Work to complete: In this exercise, the data must be written out exactly.
* * * *
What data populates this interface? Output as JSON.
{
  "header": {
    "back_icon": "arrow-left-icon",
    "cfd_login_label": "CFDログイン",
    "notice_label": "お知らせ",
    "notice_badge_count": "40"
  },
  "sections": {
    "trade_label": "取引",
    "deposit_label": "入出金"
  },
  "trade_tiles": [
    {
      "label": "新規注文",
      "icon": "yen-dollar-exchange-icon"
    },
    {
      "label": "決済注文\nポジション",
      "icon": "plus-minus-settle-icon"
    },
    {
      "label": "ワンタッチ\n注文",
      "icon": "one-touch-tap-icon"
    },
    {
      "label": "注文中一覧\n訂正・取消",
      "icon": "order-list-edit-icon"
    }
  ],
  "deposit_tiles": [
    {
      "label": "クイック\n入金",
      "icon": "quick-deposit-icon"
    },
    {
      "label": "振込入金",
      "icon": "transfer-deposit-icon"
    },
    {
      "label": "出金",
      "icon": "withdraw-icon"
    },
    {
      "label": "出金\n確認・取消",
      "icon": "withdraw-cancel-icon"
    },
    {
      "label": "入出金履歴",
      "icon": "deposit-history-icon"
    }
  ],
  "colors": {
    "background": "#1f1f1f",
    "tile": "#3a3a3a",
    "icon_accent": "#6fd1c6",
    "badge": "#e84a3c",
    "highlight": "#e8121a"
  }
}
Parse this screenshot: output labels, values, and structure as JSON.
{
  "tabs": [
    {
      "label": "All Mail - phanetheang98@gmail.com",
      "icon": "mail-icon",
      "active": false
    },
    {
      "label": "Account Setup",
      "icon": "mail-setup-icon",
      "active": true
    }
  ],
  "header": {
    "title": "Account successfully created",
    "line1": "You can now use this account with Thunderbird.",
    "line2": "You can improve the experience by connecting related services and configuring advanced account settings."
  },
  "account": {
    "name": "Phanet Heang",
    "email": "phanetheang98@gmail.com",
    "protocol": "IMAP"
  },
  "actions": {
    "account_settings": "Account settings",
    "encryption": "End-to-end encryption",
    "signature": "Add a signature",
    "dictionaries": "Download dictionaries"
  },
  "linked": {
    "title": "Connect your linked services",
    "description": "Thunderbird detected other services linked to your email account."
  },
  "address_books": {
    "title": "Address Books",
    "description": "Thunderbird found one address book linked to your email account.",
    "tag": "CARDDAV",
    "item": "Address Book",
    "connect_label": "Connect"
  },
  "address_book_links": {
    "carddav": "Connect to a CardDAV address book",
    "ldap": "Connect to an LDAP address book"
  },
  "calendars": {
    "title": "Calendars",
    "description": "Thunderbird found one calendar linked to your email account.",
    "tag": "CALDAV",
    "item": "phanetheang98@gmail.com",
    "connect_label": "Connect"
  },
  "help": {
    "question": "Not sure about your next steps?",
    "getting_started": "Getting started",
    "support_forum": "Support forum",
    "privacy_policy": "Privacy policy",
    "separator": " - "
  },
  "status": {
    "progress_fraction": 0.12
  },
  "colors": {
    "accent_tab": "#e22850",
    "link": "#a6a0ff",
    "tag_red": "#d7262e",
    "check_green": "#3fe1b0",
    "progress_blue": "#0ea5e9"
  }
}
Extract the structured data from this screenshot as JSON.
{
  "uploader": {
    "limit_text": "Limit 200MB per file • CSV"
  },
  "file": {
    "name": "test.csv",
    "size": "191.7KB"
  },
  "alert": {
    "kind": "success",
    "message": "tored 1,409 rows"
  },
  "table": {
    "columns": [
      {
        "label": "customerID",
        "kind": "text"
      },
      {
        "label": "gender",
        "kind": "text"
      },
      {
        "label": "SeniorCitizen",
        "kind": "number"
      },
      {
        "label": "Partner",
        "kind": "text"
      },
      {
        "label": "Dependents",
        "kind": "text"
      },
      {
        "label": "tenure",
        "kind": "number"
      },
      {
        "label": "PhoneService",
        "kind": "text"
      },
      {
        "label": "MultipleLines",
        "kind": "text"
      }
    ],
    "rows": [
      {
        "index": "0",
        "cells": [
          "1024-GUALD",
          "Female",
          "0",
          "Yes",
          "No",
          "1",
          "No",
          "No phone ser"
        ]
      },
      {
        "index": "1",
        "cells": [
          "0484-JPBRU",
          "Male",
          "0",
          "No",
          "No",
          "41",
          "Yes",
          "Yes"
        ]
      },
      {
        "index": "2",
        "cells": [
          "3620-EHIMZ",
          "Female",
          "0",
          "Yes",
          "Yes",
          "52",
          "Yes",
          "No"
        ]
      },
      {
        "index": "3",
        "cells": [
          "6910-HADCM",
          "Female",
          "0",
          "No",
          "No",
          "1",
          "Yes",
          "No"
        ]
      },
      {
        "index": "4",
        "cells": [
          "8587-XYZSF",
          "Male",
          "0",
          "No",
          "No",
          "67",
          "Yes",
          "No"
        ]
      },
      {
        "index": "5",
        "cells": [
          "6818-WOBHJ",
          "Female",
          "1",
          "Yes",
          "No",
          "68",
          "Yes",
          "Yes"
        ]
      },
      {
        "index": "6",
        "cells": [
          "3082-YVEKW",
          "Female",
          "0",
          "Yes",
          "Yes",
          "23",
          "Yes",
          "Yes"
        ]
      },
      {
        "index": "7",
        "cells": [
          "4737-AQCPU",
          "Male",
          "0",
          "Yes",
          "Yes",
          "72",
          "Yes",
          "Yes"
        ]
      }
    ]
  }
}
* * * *
Answer for this exercise:
What data populates this interface? Output as JSON.
{
  "header": {
    "back_icon": "arrow-left-icon",
    "cfd_login_label": "CFDログイン",
    "notice_label": "お知らせ",
    "notice_badge_count": "40"
  },
  "sections": {
    "trade_label": "取引",
    "deposit_label": "入出金"
  },
  "trade_tiles": [
    {
      "label": "新規注文",
      "icon": "yen-dollar-exchange-icon"
    },
    {
      "label": "決済注文\nポジション",
      "icon": "plus-minus-settle-icon"
    },
    {
      "label": "ワンタッチ\n注文",
      "icon": "one-touch-tap-icon"
    },
    {
      "label": "注文中一覧\n訂正・取消",
      "icon": "order-list-edit-icon"
    }
  ],
  "deposit_tiles": [
    {
      "label": "クイック\n入金",
      "icon": "quick-deposit-icon"
    },
    {
      "label": "振込入金",
      "icon": "transfer-deposit-icon"
    },
    {
      "label": "出金",
      "icon": "withdraw-icon"
    },
    {
      "label": "出金\n確認・取消",
      "icon": "withdraw-cancel-icon"
    },
    {
      "label": "入出金履歴",
      "icon": "deposit-history-icon"
    }
  ],
  "colors": {
    "background": "#1f1f1f",
    "tile": "#3a3a3a",
    "icon_accent": "#6fd1c6",
    "badge": "#e84a3c",
    "highlight": "#e8121a"
  }
}
Parse this screenshot: output labels, values, and structure as JSON.
{
  "tabs": [
    {
      "label": "All Mail - phanetheang98@gmail.com",
      "icon": "mail-icon",
      "active": false
    },
    {
      "label": "Account Setup",
      "icon": "mail-setup-icon",
      "active": true
    }
  ],
  "header": {
    "title": "Account successfully created",
    "line1": "You can now use this account with Thunderbird.",
    "line2": "You can improve the experience by connecting related services and configuring advanced account settings."
  },
  "account": {
    "name": "Phanet Heang",
    "email": "phanetheang98@gmail.com",
    "protocol": "IMAP"
  },
  "actions": {
    "account_settings": "Account settings",
    "encryption": "End-to-end encryption",
    "signature": "Add a signature",
    "dictionaries": "Download dictionaries"
  },
  "linked": {
    "title": "Connect your linked services",
    "description": "Thunderbird detected other services linked to your email account."
  },
  "address_books": {
    "title": "Address Books",
    "description": "Thunderbird found one address book linked to your email account.",
    "tag": "CARDDAV",
    "item": "Address Book",
    "connect_label": "Connect"
  },
  "address_book_links": {
    "carddav": "Connect to a CardDAV address book",
    "ldap": "Connect to an LDAP address book"
  },
  "calendars": {
    "title": "Calendars",
    "description": "Thunderbird found one calendar linked to your email account.",
    "tag": "CALDAV",
    "item": "phanetheang98@gmail.com",
    "connect_label": "Connect"
  },
  "help": {
    "question": "Not sure about your next steps?",
    "getting_started": "Getting started",
    "support_forum": "Support forum",
    "privacy_policy": "Privacy policy",
    "separator": " - "
  },
  "status": {
    "progress_fraction": 0.12
  },
  "colors": {
    "accent_tab": "#e22850",
    "link": "#a6a0ff",
    "tag_red": "#d7262e",
    "check_green": "#3fe1b0",
    "progress_blue": "#0ea5e9"
  }
}
Extract the structured data from this screenshot as JSON.
{
  "uploader": {
    "limit_text": "Limit 200MB per file • CSV"
  },
  "file": {
    "name": "test.csv",
    "size": "191.7KB"
  },
  "alert": {
    "kind": "success",
    "message": "tored 1,409 rows"
  },
  "table": {
    "columns": [
      {
        "label": "customerID",
        "kind": "text"
      },
      {
        "label": "gender",
        "kind": "text"
      },
      {
        "label": "SeniorCitizen",
        "kind": "number"
      },
      {
        "label": "Partner",
        "kind": "text"
      },
      {
        "label": "Dependents",
        "kind": "text"
      },
      {
        "label": "tenure",
        "kind": "number"
      },
      {
        "label": "PhoneService",
        "kind": "text"
      },
      {
        "label": "MultipleLines",
        "kind": "text"
      }
    ],
    "rows": [
      {
        "index": "0",
        "cells": [
          "1024-GUALD",
          "Female",
          "0",
          "Yes",
          "No",
          "1",
          "No",
          "No phone ser"
        ]
      },
      {
        "index": "1",
        "cells": [
          "0484-JPBRU",
          "Male",
          "0",
          "No",
          "No",
          "41",
          "Yes",
          "Yes"
        ]
      },
      {
        "index": "2",
        "cells": [
          "3620-EHIMZ",
          "Female",
          "0",
          "Yes",
          "Yes",
          "52",
          "Yes",
          "No"
        ]
      },
      {
        "index": "3",
        "cells": [
          "6910-HADCM",
          "Female",
          "0",
          "No",
          "No",
          "1",
          "Yes",
          "No"
        ]
      },
      {
        "index": "4",
        "cells": [
          "8587-XYZSF",
          "Male",
          "0",
          "No",
          "No",
          "67",
          "Yes",
          "No"
        ]
      },
      {
        "index": "5",
        "cells": [
          "6818-WOBHJ",
          "Female",
          "1",
          "Yes",
          "No",
          "68",
          "Yes",
          "Yes"
        ]
      },
      {
        "index": "6",
        "cells": [
          "3082-YVEKW",
          "Female",
          "0",
          "Yes",
          "Yes",
          "23",
          "Yes",
          "Yes"
        ]
      },
      {
        "index": "7",
        "cells": [
          "4737-AQCPU",
          "Male",
          "0",
          "Yes",
          "Yes",
          "72",
          "Yes",
          "Yes"
        ]
      }
    ]
  }
}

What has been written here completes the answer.